3. As informed by experience in similar cases, practitioners should engage top experts in microbiology and virology as soon as possible to win the potential arms race that may follow. While the use of genetic typing continues to grow, there remains a finite number of experts with the requisite technology and experience.

Although uncertainty surrounding the pandemic reigns, an understanding of new age scientific evidence such as genetic typing will be crucial to being ready for the litigation that is to follow.

[1] See generally, Molecular Typing,

[2] E.g., Sah R, Rodriguez-Morales AJ, Jha R, Chu DKW, Gu H, Peiris M, Bastola A, Lal BK, Ojha HC, Rabaan AA, Zambrano LI, Costello A, Morita K, Pandey BD, Poon LLM. 2020. Complete genome sequence of a 2019 novel coronavirus (SARS-CoV-2) strain isolated in Nepal,

[3] Id.; Bad News Wrapped in Protein: Inside the Coronavirus Genome,

[4] Id.

[5] Software and Genetic Sequencing Track the Coronavirus’s Path,

[6] See GenBank, SARS-CoV-2 (Severe acute respiratory syndrome coronavirus 2) Sequences,; Nextstrain,

[7] Schultz v. United States, 2017 WL 635289, at *5 (W.D. Pa. Feb. 16, 2017).

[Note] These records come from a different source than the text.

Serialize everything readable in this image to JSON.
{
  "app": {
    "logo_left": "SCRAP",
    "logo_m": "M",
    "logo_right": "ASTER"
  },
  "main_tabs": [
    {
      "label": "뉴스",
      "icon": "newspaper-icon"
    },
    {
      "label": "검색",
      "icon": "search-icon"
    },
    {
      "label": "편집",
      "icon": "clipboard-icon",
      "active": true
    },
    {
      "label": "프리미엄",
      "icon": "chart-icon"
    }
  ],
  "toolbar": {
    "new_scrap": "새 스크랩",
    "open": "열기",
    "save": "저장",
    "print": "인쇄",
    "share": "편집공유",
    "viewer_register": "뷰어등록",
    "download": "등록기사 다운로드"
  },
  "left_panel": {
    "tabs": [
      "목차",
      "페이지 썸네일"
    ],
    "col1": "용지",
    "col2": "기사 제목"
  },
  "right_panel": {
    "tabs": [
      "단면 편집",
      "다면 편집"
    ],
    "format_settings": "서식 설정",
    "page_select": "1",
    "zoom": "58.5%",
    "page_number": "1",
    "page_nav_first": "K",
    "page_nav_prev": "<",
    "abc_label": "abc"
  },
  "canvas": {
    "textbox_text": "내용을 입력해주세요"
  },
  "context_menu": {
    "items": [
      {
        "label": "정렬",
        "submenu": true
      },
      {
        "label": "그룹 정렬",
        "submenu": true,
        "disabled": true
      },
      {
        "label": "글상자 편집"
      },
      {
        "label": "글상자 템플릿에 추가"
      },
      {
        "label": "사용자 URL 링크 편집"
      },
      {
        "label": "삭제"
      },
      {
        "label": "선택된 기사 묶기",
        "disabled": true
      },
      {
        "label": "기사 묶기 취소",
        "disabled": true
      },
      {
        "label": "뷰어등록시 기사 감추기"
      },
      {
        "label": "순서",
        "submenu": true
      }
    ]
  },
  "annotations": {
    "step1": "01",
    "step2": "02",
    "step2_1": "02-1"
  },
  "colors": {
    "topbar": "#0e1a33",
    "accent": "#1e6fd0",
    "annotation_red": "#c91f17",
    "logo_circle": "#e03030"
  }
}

[8] Declaration of Natalia Kozak-Muiznieks, Ph.D., 2016 WL 9410655 (for a sample of the evidentiary support required for this type of argument).

[9] Schultz, 2017 WL 635289, at *5 (although granting summary judgment before reaching causation issues, recognizing that, “The strain in Mr. McCluskey’s sample was ST 224, a strain that has never been found at the VA hospital.”).

[10] Long v. Fairbank Farms, Inc., 2011 WL 2516378, at *2-3 (D. Maine May 31, 2011).

[11] Id.

[12] Gonzalez v. Arya, MD, 2013 WL 12094285 (N.Y. Sup. Nov. 3, 2013).

[13] TDM Farms, Inc. of North Carolina v. Wilhoite Family Farm, LLC, 969 N.E.2d 97, 107 at n.5 (Ind. App. 2013).

[14] Krishack v. Milton Hershey Sch., 145 A.3d 762, 766-68 (Pa. Super. Ct. 2016) (emphasizing there were other possible routes of exposure and plaintiff had no proof through soil testing or otherwise that the fungus was ever found on the defendant’s premises).

[15] Id.

[16] Frederick v. Intercontinental Hotels Group Resources, Inc., 2011 WL 666843, at *8 (E.D. La. Feb. 14, 2011).

[17] Drayton v. Pilgrim’s Pride Corp., 472 F. Supp. 2d 638, 639 (E.D. Pa. 2006).